Curing meat has developed over many thousands of years from a purely necessary point of making food last longer to using it as a process to alter appearance and flavour. Initially the curing of meat was achieved by drying alone, then this was combined with smoking to more efficiently dry the meat and flavour it.
The process of curing using salt (sodium chloride) draws the water out from microorganisms in a process called osmosis slowing down their growth. Salt also inhibits the oxidation process, extending the time it takes for the meat to ‘go off’.
The addition of nitrites or nitrates further enhances the preservation and results in the characteristic ‘red’ colour we associate with bacon and ham. The addition of nitrites and nitrates to food products is tightly regulated, as excess amounts can be unhealthy, although they are considered essential in controlling bacteria growth and in particular the growth of the bacteria which can cause botulinum poisoning.
In general, for the production of cured meats which will subsequently be cooked, such as bacon, ham, sausages etc. the choice is Sodium Nitrite, this acts very quickly to protect the meat. This cannot in general be purchased on its own and will come premixed with salt. This is because the quantities required are so small that it would be very difficult to mix it with the other curing agents accurately and evenly. The product is supplied under various names, ‘Cure No 1’, ‘Prague powder No. 1’, or ‘Pink Curing Salt’. This is a premixed product which will contain 5.88% Sodium Nitrite and 94.22% salt.
When curing meat products which will not be cooked, like salami, chorizo, pancetta, etc. then Cure No. 2 will be used. This contains Sodium Nitrate. The curing and drying process for these types of meats is longer, typically weeks, rather than days.
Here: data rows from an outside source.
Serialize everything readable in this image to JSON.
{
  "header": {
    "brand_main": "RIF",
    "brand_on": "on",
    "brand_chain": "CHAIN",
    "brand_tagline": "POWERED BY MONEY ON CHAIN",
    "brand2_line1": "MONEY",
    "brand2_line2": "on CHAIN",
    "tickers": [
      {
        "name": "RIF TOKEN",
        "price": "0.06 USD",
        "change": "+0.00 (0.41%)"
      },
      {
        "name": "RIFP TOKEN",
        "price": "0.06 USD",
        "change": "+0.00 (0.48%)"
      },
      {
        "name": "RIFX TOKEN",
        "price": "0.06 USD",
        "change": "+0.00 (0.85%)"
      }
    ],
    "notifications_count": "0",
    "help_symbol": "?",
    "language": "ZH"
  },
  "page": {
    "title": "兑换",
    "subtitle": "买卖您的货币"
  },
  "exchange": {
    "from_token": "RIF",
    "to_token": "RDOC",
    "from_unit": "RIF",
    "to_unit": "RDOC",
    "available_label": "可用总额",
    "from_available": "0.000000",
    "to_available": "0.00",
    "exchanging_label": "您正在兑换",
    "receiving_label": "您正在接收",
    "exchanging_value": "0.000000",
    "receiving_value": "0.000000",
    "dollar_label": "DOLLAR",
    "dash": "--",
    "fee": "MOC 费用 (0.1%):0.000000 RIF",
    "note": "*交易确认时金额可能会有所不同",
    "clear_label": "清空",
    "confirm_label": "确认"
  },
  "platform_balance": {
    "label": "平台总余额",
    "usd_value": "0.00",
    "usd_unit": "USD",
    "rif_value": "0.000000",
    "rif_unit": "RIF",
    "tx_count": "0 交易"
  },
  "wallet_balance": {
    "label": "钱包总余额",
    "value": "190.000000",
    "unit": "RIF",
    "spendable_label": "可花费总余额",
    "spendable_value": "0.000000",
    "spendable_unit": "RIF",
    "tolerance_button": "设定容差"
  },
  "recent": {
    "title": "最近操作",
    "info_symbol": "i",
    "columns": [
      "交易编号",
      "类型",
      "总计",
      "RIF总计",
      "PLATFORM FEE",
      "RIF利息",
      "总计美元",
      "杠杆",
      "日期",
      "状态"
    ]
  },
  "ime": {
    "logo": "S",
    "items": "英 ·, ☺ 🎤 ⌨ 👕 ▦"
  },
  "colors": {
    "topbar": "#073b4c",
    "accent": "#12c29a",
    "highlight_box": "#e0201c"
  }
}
Over the time of the cure, the nitrate reacts with the natural bacteria in the meat and converts to nitrite. Production of these types of cured meats is in general more complex and demands a slightly more complex setup to achieve, especially for the novice, but is by no means unachievable.